*Task requirements*.
Go through the data and copy each line that holds "text".

Interface dataset entries

-- Opening Marker --

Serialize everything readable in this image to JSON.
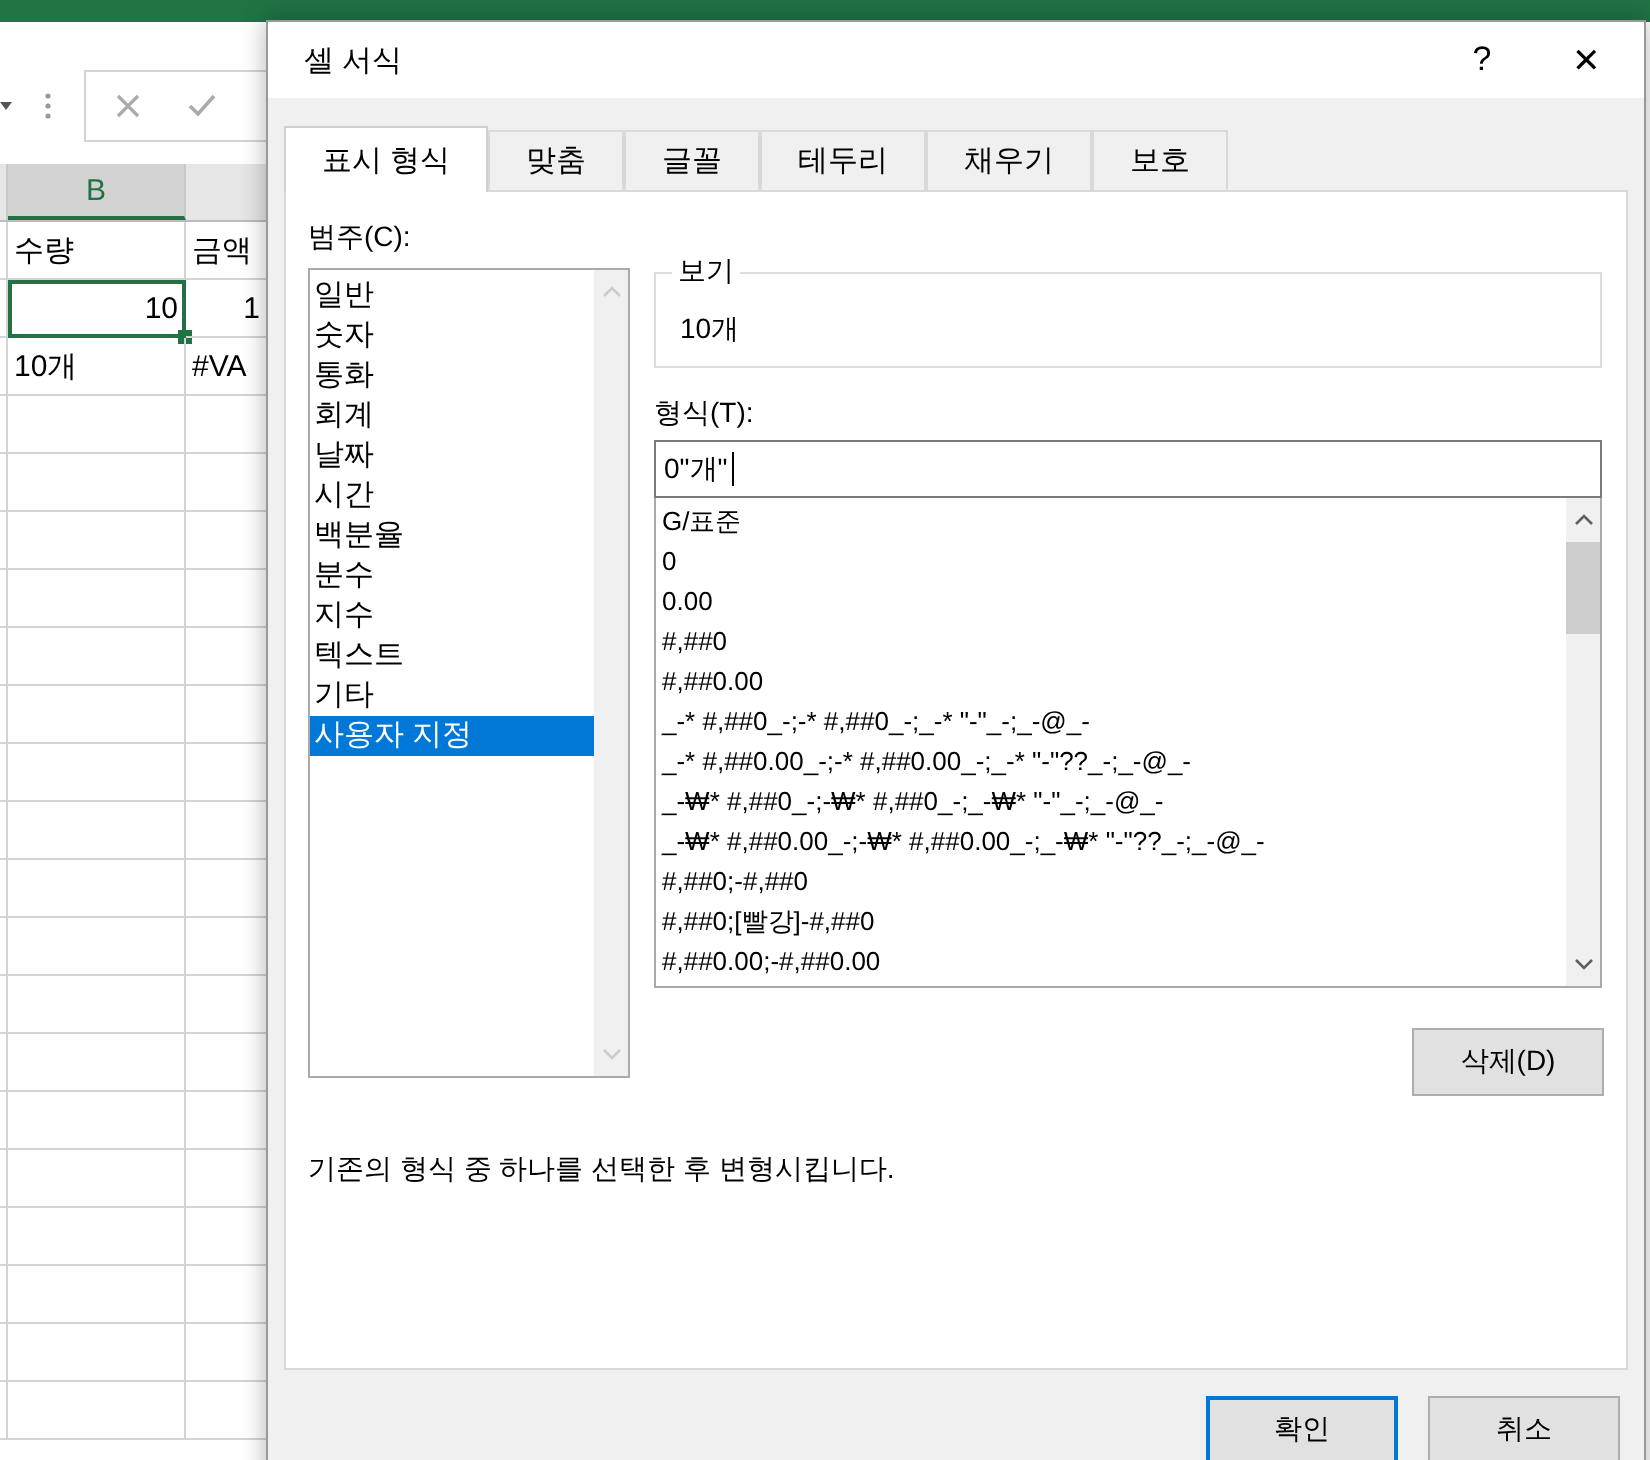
{
  "sheet": {
    "columns": [
      {
        "label": "B",
        "selected": true
      }
    ],
    "rows": [
      [
        {
          "text": "수량",
          "kind": "text",
          "selected": false
        },
        {
          "text": "금액",
          "kind": "text",
          "selected": false
        }
      ],
      [
        {
          "text": "10",
          "kind": "number",
          "selected": true
        },
        {
          "text": "1",
          "kind": "number",
          "selected": false
        }
      ],
      [
        {
          "text": "10개",
          "kind": "text",
          "selected": false
        },
        {
          "text": "#VA",
          "kind": "text",
          "selected": false
        }
      ]
    ]
  },
  "dialog": {
    "title": "셀 서식",
    "help": "?",
    "close": "✕",
    "tabs": [
      {
        "label": "표시 형식",
        "selected": true
      },
      {
        "label": "맞춤",
        "selected": false
      },
      {
        "label": "글꼴",
        "selected": false
      },
      {
        "label": "테두리",
        "selected": false
      },
      {
        "label": "채우기",
        "selected": false
      },
      {
        "label": "보호",
        "selected": false
      }
    ],
    "category_label": "범주(C):",
    "categories": [
      {
        "label": "일반",
        "selected": false
      },
      {
        "label": "숫자",
        "selected": false
      },
      {
        "label": "통화",
        "selected": false
      },
      {
        "label": "회계",
        "selected": false
      },
      {
        "label": "날짜",
        "selected": false
      },
      {
        "label": "시간",
        "selected": false
      },
      {
        "label": "백분율",
        "selected": false
      },
      {
        "label": "분수",
        "selected": false
      },
      {
        "label": "지수",
        "selected": false
      },
      {
        "label": "텍스트",
        "selected": false
      },
      {
        "label": "기타",
        "selected": false
      },
      {
        "label": "사용자 지정",
        "selected": true
      }
    ],
    "sample": {
      "label": "보기",
      "value": "10개"
    },
    "format_label": "형식(T):",
    "format_value": "0\"개\"",
    "formats": [
      "G/표준",
      "0",
      "0.00",
      "#,##0",
      "#,##0.00",
      "_-* #,##0_-;-* #,##0_-;_-* \"-\"_-;_-@_-",
      "_-* #,##0.00_-;-* #,##0.00_-;_-* \"-\"??_-;_-@_-",
      "_-₩* #,##0_-;-₩* #,##0_-;_-₩* \"-\"_-;_-@_-",
      "_-₩* #,##0.00_-;-₩* #,##0.00_-;_-₩* \"-\"??_-;_-@_-",
      "#,##0;-#,##0",
      "#,##0;[빨강]-#,##0",
      "#,##0.00;-#,##0.00"
    ],
    "delete_button": "삭제(D)",
    "description": "기존의 형식 중 하나를 선택한 후 변형시킵니다.",
    "ok_button": "확인",
    "cancel_button": "취소"
  }
}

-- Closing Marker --

*Exercise output*.
          "text": "수량",
          "kind": "text",
          "text": "금액",
          "kind": "text",
          "text": "10",
          "text": "1",
          "text": "10개",
          "kind": "text",
          "text": "#VA",
          "kind": "text",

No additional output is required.